What could be – should be – open, engaging discussion and exchange of ideas becomes merely a place for emotional, public masturbation. Being able to vent anonymously and say anything you damned well please without repercussion is the same reason internet porn is so popular among the emotionally challenged. No commitment, no emotional baggage, no messy post-sex conversations and “I’ll call you” lies. What actually happens to the people – the abuse of women in particular – in porn becomes irrelevant to the viewer because they’ve become toons in our online culture, like characters in an online game.
Same with posting angry comments on FB and Twitter: you can write them, slander or attack someone, drag them through the mud, lie, insult and castigate, then close your laptop and go to bed without having to deal with the emotional and psychological turmoil your comments leave in their wake. By the time you get up, next day, the posts will likely have vanished from your feed in the ongoing cascade of content that races by. Continue reading “Rights Without Responsibility”
[youtube=https://www.youtube.com/watch?v=b1XGPvbWn0A] I doubt anyone in North America is unaware of the furor surrounding CBC’s recent firing of radio show Q’s host, Jian Ghomeshi last week.*
In case you were on the moon when it happened, you can read some of the many stories on the Star and other news sites (just Google it…).
It’s a complex story; about the seesaw between workers’ and employers’ rights; about sex and consent; about abuse and violence against women; about privacy and personal rights; about social media and cyber-bullying; about justice and law; about media and declining reporting standards; about the public forum and the nature of spectacle; about victims and the various shades of truth. And it’s about double standards.
Fascinating, difficult, and troubling. It challenges us to think about our own beliefs and ideas; about how we react eagerly to scandal; how we view the glitterati as both outsiders and those we emulate; how we obsess over stardom; how we view sex and behaviour; how we view male and female sexuality; and how we treat – and judge – both others and ourselves. But little of that actually gets into the news or the commentaries.

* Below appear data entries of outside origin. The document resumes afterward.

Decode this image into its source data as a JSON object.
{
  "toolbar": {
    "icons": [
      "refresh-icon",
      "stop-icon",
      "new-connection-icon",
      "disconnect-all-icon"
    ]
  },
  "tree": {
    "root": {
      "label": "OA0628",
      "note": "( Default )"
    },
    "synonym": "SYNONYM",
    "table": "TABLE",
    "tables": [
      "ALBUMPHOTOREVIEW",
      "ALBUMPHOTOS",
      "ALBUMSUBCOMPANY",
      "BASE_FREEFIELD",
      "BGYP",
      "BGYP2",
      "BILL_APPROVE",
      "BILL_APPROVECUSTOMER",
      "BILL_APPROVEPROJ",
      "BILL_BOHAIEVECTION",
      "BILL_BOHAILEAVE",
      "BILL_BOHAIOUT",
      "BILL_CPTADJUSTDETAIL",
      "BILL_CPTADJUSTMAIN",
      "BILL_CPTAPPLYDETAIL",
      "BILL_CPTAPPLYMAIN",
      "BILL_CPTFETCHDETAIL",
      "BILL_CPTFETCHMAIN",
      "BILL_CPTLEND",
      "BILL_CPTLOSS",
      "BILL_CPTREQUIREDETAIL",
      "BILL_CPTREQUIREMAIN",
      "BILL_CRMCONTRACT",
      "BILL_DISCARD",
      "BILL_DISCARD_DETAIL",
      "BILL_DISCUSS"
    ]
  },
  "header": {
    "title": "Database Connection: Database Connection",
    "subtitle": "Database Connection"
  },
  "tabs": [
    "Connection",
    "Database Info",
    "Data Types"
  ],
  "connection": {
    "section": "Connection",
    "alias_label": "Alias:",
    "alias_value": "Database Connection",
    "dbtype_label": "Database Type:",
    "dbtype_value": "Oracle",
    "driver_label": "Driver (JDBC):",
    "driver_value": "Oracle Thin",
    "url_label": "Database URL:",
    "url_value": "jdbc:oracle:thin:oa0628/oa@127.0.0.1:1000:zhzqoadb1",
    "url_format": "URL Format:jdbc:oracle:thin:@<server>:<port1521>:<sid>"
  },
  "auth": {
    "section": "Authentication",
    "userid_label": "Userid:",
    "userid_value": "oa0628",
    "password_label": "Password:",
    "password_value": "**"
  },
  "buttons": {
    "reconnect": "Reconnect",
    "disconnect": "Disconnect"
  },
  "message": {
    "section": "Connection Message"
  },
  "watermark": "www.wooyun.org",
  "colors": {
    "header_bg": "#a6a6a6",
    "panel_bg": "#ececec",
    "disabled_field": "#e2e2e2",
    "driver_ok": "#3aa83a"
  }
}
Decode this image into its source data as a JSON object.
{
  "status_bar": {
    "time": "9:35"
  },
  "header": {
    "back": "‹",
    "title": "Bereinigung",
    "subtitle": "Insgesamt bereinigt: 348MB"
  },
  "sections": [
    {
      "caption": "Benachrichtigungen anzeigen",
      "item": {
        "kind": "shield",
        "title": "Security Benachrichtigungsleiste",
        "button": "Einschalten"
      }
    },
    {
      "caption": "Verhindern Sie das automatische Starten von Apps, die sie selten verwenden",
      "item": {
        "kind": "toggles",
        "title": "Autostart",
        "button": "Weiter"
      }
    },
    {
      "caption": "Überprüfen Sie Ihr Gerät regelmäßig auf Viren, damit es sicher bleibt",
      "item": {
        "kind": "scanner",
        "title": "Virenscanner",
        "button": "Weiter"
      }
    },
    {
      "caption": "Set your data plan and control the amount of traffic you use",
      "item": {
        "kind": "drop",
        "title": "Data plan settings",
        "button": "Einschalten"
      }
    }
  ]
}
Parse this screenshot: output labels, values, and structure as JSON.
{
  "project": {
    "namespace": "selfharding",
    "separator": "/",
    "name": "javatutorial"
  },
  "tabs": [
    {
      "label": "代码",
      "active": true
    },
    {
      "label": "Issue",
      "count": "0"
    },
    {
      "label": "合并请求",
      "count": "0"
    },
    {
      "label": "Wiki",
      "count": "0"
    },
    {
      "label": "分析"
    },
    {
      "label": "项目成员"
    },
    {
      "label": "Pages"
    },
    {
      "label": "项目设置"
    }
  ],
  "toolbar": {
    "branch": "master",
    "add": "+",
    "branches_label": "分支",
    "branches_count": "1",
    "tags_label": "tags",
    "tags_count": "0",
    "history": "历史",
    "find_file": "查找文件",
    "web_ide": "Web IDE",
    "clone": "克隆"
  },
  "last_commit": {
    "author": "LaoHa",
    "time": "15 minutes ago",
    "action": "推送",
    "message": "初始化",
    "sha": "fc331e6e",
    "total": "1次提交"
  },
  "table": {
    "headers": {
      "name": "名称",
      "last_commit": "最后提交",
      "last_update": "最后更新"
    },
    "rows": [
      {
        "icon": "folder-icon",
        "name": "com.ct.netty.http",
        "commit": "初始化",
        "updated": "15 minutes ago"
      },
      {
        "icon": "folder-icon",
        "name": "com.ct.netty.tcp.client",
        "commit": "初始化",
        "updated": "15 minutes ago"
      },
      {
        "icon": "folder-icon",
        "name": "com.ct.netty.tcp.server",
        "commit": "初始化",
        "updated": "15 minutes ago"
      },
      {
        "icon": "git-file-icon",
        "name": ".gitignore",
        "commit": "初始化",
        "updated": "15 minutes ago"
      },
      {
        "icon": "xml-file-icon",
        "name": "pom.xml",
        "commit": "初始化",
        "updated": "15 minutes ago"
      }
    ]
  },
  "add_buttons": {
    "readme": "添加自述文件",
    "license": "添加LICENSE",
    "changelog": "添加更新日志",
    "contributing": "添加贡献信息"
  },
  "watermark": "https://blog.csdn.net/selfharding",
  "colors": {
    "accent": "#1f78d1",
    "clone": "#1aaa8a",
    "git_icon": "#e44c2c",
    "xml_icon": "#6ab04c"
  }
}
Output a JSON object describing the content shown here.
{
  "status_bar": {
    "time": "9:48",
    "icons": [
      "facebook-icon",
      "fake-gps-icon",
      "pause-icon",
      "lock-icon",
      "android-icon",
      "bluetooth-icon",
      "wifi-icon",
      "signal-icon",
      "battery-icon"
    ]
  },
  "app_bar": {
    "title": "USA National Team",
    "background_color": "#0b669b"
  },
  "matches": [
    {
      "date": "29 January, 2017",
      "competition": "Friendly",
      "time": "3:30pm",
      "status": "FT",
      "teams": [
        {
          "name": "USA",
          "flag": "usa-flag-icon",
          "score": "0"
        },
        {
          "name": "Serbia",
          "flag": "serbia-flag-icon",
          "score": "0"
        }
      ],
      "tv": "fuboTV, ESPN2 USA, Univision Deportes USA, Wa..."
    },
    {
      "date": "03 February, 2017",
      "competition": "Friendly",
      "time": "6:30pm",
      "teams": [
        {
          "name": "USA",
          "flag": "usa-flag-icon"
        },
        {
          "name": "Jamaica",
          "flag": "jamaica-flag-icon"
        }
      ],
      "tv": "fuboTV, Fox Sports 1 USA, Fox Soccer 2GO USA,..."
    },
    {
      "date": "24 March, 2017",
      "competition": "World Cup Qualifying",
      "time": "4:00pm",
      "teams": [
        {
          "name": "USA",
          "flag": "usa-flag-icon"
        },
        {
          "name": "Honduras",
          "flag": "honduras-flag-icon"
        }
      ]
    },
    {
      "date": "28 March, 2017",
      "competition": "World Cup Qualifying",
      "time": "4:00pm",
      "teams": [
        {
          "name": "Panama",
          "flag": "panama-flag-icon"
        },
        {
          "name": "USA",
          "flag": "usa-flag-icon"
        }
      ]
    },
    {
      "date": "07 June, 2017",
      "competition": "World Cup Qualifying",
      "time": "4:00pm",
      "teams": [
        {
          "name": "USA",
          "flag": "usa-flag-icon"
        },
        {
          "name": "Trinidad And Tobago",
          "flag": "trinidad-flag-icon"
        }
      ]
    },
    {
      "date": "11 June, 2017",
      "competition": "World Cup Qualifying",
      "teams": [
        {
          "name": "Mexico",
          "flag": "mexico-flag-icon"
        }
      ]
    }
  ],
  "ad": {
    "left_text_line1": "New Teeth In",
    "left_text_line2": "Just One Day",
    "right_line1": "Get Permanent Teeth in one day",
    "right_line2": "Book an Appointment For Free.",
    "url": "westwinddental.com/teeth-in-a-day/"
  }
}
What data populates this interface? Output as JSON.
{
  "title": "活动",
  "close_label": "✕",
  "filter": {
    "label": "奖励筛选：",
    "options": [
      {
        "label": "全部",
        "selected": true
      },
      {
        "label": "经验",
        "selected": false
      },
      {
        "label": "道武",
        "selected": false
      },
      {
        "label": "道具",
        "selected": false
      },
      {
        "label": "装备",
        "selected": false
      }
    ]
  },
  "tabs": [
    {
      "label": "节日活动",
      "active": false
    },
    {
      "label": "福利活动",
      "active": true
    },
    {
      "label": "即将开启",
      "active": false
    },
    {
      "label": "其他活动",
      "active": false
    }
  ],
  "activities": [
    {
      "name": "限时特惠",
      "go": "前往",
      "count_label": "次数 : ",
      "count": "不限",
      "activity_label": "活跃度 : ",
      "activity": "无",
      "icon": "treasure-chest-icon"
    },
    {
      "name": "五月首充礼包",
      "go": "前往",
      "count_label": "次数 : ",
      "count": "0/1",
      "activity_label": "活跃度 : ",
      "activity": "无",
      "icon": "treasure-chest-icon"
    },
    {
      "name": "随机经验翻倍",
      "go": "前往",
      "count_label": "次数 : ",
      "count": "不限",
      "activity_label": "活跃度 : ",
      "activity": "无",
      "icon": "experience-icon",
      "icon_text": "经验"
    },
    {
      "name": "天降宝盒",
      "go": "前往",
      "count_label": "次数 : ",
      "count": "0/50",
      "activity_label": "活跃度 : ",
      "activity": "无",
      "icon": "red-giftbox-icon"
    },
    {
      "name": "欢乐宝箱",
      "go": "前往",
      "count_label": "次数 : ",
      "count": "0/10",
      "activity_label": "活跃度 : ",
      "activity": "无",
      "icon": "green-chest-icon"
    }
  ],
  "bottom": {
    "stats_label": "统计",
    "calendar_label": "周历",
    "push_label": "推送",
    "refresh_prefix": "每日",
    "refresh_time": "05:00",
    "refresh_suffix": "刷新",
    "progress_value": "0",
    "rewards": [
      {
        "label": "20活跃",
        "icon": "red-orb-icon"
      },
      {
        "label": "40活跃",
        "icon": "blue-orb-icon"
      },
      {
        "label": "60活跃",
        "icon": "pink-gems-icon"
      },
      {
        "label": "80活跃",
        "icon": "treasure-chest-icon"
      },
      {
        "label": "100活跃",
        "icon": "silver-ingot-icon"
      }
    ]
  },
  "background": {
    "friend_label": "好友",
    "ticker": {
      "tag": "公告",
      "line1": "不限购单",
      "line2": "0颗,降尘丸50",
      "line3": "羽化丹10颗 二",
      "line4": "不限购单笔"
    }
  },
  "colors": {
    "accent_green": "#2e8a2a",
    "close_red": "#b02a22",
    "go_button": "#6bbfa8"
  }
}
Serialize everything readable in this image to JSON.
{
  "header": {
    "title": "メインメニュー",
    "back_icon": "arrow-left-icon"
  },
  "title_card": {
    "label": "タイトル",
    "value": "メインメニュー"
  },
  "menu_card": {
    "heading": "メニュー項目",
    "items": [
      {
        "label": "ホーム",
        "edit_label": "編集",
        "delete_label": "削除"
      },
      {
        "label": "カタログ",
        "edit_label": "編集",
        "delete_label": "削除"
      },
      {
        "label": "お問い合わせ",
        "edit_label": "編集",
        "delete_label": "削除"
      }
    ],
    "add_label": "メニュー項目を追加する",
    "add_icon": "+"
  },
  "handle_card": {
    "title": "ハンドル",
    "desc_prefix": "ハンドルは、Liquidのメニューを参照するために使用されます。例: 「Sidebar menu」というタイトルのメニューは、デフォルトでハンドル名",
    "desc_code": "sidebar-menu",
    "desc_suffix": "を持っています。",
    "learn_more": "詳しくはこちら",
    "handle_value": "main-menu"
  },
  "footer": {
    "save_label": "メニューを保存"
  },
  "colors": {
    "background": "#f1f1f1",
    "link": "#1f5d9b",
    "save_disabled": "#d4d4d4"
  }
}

Mostly what gets into them is sensationalism (such is the level to which most media have fallen; how can modern media maintain its audience without crass sensationalism?). Plus a mixture of salacious gossip, accusations, self-righteous moralizing,and chest beating in the editorials and online.
But not always. Christie Blatchford recently wrote an excellent column (and I don’t often agree with her perspective, although I respect her as a writer) about how these things should be tried in courts, not by the public:
My concern is that the allegations in this story are criminal matters — these are claims of sexual assault and violent physical assault — and they ought not to be tried in the court of public opinion.
There are no safeguards in that court, no testing of the evidence, no rules or boundaries.
As Abe Lincoln famously said, “There is no grievance that is a fit object of redress by mob law.”
Sorry for the interruption, now back to the lynching.